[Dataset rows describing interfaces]
-.-.-

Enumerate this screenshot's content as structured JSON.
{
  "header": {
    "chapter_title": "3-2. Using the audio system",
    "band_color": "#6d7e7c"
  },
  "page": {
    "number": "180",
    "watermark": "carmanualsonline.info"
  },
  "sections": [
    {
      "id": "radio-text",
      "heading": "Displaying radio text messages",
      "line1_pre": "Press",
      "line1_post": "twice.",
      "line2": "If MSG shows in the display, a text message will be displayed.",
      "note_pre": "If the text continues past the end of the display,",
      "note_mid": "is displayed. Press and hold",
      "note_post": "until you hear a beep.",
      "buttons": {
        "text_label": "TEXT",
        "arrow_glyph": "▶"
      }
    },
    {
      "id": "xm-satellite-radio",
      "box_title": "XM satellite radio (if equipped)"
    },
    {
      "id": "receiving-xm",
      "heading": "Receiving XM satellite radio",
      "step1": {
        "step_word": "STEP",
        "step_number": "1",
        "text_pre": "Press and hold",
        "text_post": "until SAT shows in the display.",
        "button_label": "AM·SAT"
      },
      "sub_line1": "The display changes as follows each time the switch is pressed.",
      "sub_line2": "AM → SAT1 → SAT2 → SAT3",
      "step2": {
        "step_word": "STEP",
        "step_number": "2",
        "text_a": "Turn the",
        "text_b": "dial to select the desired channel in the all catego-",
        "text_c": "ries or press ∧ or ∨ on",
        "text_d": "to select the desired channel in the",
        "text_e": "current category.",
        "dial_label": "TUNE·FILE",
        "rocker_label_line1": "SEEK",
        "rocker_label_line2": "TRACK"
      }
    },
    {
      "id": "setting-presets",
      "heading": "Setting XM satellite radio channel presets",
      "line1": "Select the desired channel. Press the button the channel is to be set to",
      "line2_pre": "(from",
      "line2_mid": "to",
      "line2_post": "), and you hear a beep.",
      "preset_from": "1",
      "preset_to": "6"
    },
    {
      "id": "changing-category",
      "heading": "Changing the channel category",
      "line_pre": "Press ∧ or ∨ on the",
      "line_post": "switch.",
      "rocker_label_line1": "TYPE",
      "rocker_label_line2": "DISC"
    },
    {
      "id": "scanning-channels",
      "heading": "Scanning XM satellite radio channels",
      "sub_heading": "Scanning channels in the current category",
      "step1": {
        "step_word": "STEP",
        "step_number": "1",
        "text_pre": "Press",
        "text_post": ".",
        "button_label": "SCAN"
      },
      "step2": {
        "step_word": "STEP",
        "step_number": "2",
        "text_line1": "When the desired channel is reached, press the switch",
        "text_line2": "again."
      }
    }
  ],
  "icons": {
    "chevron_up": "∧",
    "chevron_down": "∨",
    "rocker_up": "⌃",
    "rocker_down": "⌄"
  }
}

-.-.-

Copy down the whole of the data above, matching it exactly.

# WRITTEN ANSWER
Enumerate this screenshot's content as structured JSON.
{
  "header": {
    "chapter_title": "3-2. Using the audio system",
    "band_color": "#6d7e7c"
  },
  "page": {
    "number": "180",
    "watermark": "carmanualsonline.info"
  },
  "sections": [
    {
      "id": "radio-text",
      "heading": "Displaying radio text messages",
      "line1_pre": "Press",
      "line1_post": "twice.",
      "line2": "If MSG shows in the display, a text message will be displayed.",
      "note_pre": "If the text continues past the end of the display,",
      "note_mid": "is displayed. Press and hold",
      "note_post": "until you hear a beep.",
      "buttons": {
        "text_label": "TEXT",
        "arrow_glyph": "▶"
      }
    },
    {
      "id": "xm-satellite-radio",
      "box_title": "XM satellite radio (if equipped)"
    },
    {
      "id": "receiving-xm",
      "heading": "Receiving XM satellite radio",
      "step1": {
        "step_word": "STEP",
        "step_number": "1",
        "text_pre": "Press and hold",
        "text_post": "until SAT shows in the display.",
        "button_label": "AM·SAT"
      },
      "sub_line1": "The display changes as follows each time the switch is pressed.",
      "sub_line2": "AM → SAT1 → SAT2 → SAT3",
      "step2": {
        "step_word": "STEP",
        "step_number": "2",
        "text_a": "Turn the",
        "text_b": "dial to select the desired channel in the all catego-",
        "text_c": "ries or press ∧ or ∨ on",
        "text_d": "to select the desired channel in the",
        "text_e": "current category.",
        "dial_label": "TUNE·FILE",
        "rocker_label_line1": "SEEK",
        "rocker_label_line2": "TRACK"
      }
    },
    {
      "id": "setting-presets",
      "heading": "Setting XM satellite radio channel presets",
      "line1": "Select the desired channel. Press the button the channel is to be set to",
      "line2_pre": "(from",
      "line2_mid": "to",
      "line2_post": "), and you hear a beep.",
      "preset_from": "1",
      "preset_to": "6"
    },
    {
      "id": "changing-category",
      "heading": "Changing the channel category",
      "line_pre": "Press ∧ or ∨ on the",
      "line_post": "switch.",
      "rocker_label_line1": "TYPE",
      "rocker_label_line2": "DISC"
    },
    {
      "id": "scanning-channels",
      "heading": "Scanning XM satellite radio channels",
      "sub_heading": "Scanning channels in the current category",
      "step1": {
        "step_word": "STEP",
        "step_number": "1",
        "text_pre": "Press",
        "text_post": ".",
        "button_label": "SCAN"
      },
      "step2": {
        "step_word": "STEP",
        "step_number": "2",
        "text_line1": "When the desired channel is reached, press the switch",
        "text_line2": "again."
      }
    }
  ],
  "icons": {
    "chevron_up": "∧",
    "chevron_down": "∨",
    "rocker_up": "⌃",
    "rocker_down": "⌄"
  }
}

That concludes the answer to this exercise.